- Opening Delimiter -

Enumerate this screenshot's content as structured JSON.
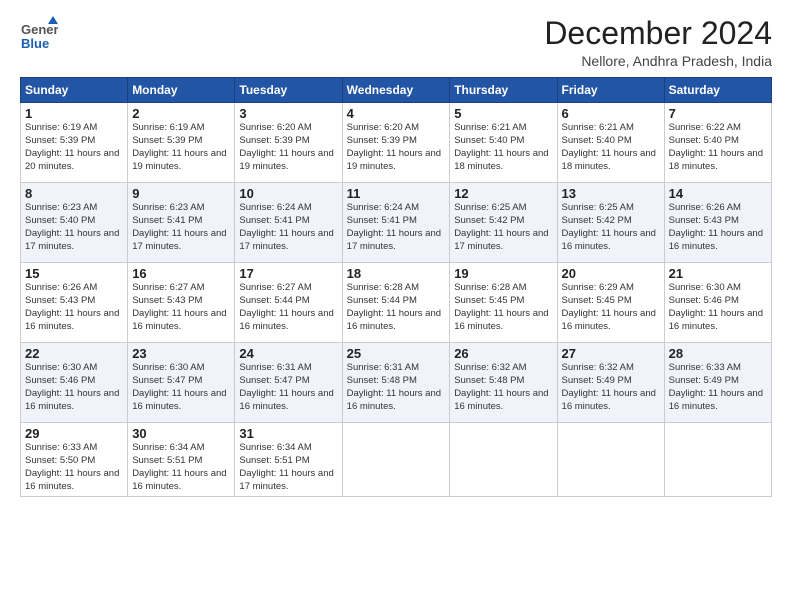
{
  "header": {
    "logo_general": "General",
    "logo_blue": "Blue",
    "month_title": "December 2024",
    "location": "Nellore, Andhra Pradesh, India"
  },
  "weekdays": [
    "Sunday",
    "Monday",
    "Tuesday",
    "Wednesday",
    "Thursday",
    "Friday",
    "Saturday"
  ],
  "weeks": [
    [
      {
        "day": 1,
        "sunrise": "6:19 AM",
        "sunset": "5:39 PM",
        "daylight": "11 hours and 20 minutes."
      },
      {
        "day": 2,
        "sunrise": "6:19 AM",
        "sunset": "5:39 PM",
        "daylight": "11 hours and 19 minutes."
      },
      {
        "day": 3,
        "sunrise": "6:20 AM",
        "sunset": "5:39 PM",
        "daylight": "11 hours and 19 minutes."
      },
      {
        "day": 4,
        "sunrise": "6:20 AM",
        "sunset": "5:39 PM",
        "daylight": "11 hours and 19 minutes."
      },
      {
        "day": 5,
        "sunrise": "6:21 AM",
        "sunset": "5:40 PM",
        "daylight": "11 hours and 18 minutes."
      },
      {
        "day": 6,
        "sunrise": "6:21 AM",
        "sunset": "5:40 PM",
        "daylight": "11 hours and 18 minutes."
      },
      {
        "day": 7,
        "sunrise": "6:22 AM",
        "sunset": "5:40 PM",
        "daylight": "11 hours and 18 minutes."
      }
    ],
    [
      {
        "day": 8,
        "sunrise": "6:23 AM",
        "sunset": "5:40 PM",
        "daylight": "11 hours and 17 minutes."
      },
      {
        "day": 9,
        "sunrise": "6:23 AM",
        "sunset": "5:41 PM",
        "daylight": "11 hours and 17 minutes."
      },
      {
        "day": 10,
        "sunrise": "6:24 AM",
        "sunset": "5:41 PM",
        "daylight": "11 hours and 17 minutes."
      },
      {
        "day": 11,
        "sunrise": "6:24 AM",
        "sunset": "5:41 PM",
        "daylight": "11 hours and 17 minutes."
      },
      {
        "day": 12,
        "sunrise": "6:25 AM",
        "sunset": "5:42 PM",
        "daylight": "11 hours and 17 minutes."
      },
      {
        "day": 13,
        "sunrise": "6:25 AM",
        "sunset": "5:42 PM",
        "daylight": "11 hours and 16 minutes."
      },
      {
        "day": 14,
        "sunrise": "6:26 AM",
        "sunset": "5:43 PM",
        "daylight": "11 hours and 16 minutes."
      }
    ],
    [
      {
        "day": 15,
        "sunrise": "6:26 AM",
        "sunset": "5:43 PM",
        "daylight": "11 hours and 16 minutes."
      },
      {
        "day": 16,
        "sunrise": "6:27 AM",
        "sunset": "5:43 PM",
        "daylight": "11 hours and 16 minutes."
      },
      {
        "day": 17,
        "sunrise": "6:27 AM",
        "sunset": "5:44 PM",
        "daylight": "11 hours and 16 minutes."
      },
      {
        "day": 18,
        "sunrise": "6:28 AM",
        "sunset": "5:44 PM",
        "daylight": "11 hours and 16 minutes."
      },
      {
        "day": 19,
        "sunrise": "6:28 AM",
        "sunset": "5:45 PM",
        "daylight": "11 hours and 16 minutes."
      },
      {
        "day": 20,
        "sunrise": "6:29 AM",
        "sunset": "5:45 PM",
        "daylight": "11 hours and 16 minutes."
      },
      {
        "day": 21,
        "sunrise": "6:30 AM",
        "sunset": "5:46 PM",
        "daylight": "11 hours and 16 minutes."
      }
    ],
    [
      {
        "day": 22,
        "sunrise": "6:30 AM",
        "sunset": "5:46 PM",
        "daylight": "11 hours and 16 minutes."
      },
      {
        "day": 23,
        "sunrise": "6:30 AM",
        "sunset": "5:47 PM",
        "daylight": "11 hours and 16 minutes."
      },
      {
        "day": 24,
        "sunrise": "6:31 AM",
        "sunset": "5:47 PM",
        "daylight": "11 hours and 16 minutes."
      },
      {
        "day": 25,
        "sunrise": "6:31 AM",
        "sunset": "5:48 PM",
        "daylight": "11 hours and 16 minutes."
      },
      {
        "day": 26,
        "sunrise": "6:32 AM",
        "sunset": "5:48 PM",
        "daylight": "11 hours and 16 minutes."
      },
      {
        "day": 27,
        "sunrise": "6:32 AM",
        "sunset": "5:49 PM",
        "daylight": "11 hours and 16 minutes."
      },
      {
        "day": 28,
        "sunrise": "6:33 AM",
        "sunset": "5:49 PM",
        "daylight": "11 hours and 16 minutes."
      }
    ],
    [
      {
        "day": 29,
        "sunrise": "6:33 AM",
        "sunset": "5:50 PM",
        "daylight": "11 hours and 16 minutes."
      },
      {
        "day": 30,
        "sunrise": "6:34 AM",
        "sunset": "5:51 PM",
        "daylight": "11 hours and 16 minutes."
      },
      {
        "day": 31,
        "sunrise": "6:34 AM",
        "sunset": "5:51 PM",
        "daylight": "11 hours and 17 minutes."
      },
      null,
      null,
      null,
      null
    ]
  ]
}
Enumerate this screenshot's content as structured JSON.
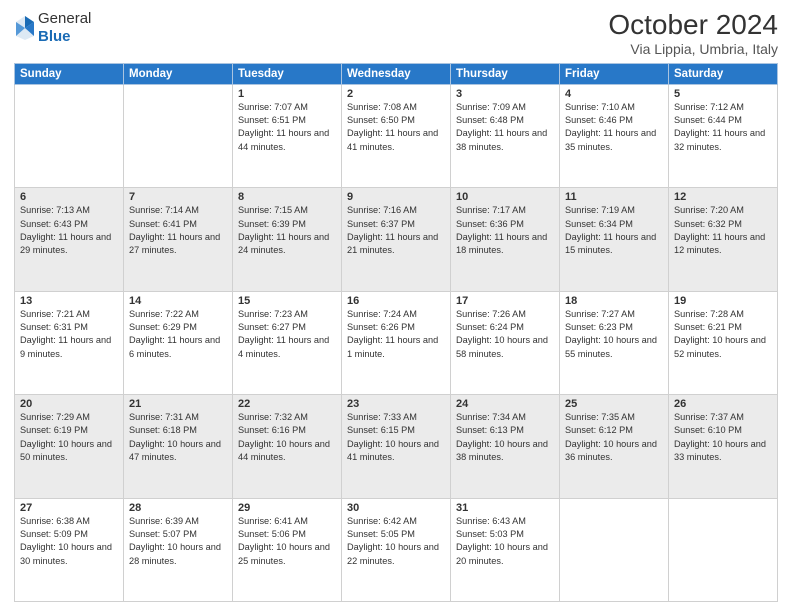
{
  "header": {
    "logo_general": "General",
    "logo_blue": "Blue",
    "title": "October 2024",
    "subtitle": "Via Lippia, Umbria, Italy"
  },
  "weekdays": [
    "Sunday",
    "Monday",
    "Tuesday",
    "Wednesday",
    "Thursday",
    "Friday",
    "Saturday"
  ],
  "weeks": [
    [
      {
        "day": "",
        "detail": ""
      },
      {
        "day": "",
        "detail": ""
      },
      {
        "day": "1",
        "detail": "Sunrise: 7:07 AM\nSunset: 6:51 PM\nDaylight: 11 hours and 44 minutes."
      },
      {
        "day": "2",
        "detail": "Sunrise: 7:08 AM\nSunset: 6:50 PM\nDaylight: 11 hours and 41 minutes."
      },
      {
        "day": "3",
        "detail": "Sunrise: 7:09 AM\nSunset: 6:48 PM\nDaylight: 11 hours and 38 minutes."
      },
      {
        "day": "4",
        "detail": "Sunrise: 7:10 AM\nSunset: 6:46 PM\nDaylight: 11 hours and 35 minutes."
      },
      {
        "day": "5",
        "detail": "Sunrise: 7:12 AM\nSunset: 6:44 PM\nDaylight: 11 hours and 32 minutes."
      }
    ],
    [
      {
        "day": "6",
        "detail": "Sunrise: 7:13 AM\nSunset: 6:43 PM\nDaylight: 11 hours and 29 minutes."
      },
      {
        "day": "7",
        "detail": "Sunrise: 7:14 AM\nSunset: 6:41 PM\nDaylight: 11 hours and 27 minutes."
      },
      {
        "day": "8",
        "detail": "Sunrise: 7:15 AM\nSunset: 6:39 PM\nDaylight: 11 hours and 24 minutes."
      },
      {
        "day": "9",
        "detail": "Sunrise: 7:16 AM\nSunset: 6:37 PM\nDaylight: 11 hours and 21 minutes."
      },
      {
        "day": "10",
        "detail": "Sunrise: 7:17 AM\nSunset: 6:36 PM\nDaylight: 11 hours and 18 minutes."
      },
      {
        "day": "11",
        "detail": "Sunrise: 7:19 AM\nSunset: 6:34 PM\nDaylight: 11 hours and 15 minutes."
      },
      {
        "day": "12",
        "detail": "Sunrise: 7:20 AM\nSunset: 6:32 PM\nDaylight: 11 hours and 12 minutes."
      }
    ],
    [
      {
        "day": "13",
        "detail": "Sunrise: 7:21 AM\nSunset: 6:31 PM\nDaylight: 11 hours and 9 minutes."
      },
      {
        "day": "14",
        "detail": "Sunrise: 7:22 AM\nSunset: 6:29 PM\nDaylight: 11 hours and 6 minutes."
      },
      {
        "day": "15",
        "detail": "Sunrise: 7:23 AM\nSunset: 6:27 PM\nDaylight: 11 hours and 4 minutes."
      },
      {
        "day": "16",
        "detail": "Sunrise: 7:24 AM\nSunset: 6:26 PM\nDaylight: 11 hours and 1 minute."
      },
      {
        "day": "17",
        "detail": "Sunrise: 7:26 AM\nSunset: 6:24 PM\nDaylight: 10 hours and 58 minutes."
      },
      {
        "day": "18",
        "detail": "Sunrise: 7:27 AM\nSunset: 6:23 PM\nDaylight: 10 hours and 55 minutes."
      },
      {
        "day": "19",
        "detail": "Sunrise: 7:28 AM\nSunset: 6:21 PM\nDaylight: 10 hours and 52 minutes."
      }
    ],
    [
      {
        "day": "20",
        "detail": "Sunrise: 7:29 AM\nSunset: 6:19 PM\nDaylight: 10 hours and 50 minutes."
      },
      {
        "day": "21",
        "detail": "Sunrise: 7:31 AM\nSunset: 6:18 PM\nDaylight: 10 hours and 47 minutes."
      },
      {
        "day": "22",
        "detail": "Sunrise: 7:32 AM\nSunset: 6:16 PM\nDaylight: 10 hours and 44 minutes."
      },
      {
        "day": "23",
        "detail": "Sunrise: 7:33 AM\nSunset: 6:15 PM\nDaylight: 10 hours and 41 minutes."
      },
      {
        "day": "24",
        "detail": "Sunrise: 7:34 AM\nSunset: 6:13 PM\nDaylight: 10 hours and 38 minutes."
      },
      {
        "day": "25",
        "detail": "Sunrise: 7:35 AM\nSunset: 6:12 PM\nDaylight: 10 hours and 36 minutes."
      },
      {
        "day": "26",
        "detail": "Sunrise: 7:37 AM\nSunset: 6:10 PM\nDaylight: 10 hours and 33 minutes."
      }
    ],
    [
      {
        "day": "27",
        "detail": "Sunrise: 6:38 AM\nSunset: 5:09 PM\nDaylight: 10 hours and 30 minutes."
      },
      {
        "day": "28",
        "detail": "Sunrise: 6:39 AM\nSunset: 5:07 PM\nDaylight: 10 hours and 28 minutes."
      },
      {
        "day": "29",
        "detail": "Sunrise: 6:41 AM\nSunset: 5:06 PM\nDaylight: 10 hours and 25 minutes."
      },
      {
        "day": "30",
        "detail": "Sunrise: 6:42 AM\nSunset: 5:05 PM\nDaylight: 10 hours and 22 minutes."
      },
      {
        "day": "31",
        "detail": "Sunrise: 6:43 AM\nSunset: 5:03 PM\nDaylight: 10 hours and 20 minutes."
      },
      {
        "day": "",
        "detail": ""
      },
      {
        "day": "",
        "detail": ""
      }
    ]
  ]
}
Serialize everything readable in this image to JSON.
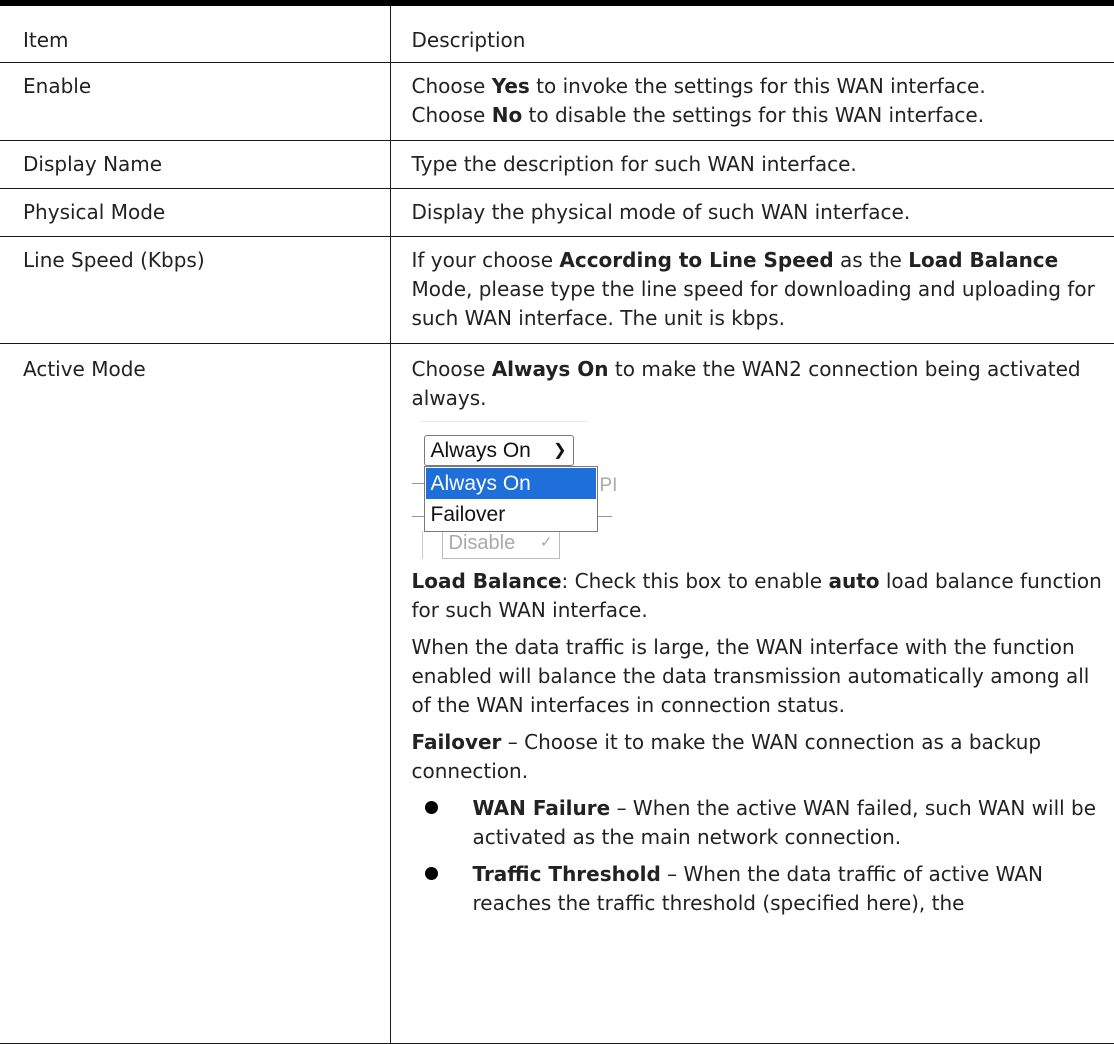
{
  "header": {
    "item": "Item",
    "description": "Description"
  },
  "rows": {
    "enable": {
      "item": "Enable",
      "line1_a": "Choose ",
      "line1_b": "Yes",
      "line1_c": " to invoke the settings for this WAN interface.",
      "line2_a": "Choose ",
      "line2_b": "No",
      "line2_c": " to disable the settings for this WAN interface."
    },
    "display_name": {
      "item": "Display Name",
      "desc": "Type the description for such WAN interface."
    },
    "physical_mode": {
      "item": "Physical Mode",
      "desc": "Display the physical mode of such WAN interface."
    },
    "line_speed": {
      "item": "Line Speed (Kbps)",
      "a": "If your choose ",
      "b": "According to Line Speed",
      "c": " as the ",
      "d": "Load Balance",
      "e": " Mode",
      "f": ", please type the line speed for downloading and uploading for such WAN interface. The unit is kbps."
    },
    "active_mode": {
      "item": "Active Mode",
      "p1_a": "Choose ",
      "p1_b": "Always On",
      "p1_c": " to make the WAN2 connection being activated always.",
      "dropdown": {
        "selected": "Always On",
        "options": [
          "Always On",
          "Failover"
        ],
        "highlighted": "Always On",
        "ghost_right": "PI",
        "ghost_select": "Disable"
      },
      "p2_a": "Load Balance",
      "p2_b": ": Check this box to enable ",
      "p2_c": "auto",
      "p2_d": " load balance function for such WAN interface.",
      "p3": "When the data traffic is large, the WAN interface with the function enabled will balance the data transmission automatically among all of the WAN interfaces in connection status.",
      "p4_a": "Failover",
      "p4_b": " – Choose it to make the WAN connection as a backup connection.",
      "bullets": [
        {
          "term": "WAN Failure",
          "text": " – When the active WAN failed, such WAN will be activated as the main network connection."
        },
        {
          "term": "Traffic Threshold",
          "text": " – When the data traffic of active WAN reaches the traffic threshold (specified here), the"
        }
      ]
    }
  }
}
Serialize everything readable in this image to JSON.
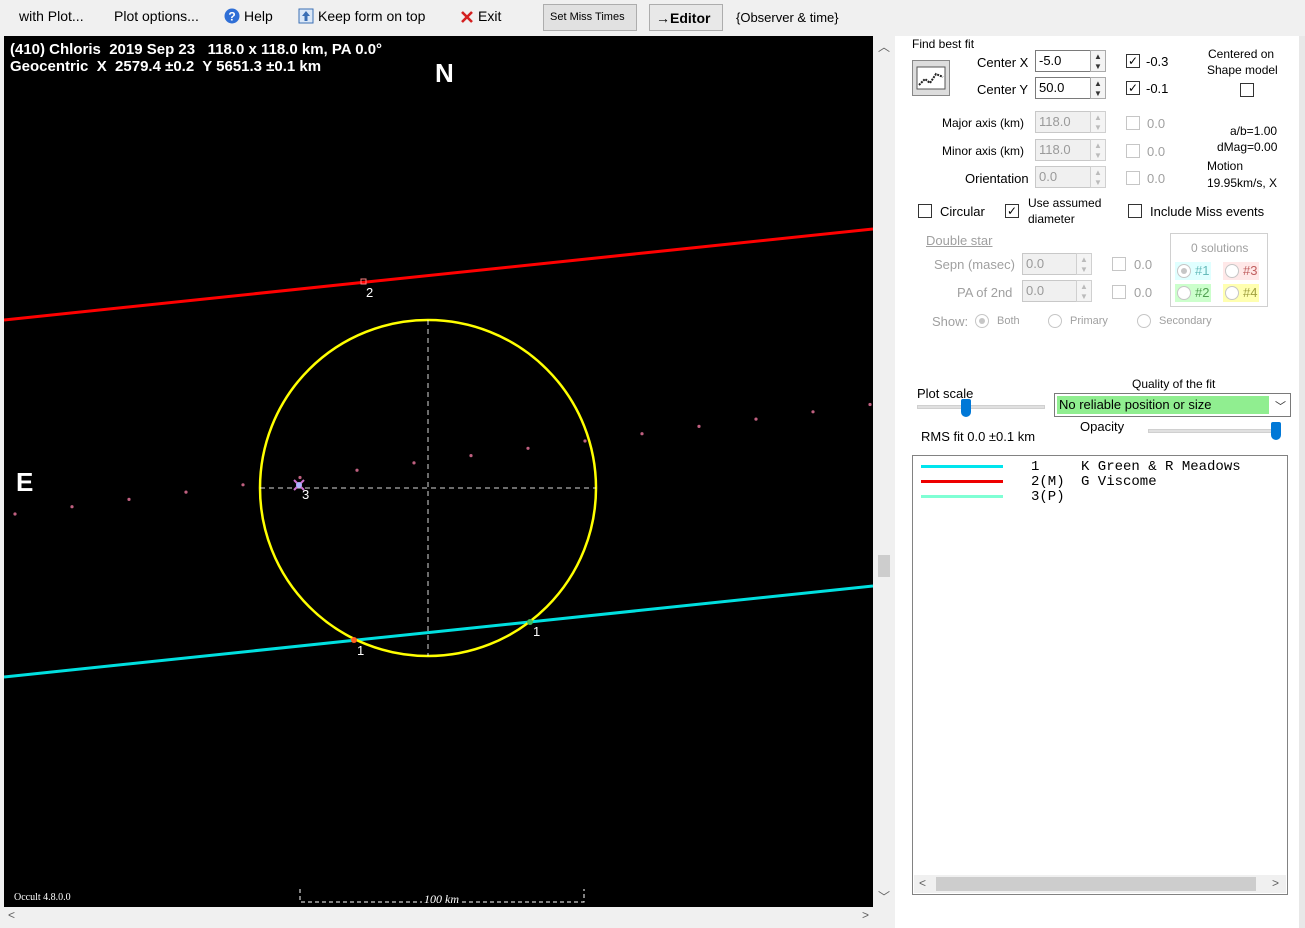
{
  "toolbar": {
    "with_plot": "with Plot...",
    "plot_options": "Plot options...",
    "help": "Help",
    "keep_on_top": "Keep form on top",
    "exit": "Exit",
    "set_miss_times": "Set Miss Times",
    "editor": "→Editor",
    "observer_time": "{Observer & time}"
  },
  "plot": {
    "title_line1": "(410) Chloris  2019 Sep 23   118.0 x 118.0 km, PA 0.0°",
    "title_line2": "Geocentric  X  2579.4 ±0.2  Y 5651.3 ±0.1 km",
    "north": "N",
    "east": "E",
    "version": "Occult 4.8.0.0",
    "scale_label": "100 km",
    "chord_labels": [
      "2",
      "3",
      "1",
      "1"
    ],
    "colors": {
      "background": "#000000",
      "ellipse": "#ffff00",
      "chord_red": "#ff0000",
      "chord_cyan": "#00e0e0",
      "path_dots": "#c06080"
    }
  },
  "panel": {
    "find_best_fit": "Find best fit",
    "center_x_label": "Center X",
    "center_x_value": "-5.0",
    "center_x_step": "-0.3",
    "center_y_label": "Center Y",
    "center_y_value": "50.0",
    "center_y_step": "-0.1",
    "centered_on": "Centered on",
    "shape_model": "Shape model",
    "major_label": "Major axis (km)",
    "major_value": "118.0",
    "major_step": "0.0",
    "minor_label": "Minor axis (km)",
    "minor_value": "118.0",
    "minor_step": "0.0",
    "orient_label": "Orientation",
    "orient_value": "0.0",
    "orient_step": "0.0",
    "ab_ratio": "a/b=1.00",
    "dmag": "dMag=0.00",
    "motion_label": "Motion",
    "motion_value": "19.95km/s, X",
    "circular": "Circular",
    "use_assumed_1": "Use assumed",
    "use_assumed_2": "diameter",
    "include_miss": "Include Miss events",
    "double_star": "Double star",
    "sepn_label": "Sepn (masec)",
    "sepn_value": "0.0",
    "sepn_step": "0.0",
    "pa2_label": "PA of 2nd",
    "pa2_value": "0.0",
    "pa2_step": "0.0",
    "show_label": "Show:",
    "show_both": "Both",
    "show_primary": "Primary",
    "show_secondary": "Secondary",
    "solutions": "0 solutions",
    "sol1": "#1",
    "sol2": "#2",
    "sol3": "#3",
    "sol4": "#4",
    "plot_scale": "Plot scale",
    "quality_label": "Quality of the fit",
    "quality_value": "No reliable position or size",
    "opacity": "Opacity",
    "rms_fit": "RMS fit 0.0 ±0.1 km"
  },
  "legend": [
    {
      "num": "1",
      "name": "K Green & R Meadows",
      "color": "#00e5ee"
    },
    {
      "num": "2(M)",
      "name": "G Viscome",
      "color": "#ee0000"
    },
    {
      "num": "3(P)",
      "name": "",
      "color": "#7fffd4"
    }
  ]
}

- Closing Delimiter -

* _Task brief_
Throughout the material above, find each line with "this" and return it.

* _Exercise solution_
Enumerate this screenshot's content as structured JSON.
Enumerate this screenshot's content as structured JSON.
Serialize everything readable in this image to JSON.
      "line1_c": " to invoke the settings for this WAN interface.",
      "line2_c": " to disable the settings for this WAN interface."
      "p2_b": ": Check this box to enable ",
Serialize everything readable in this image to JSON.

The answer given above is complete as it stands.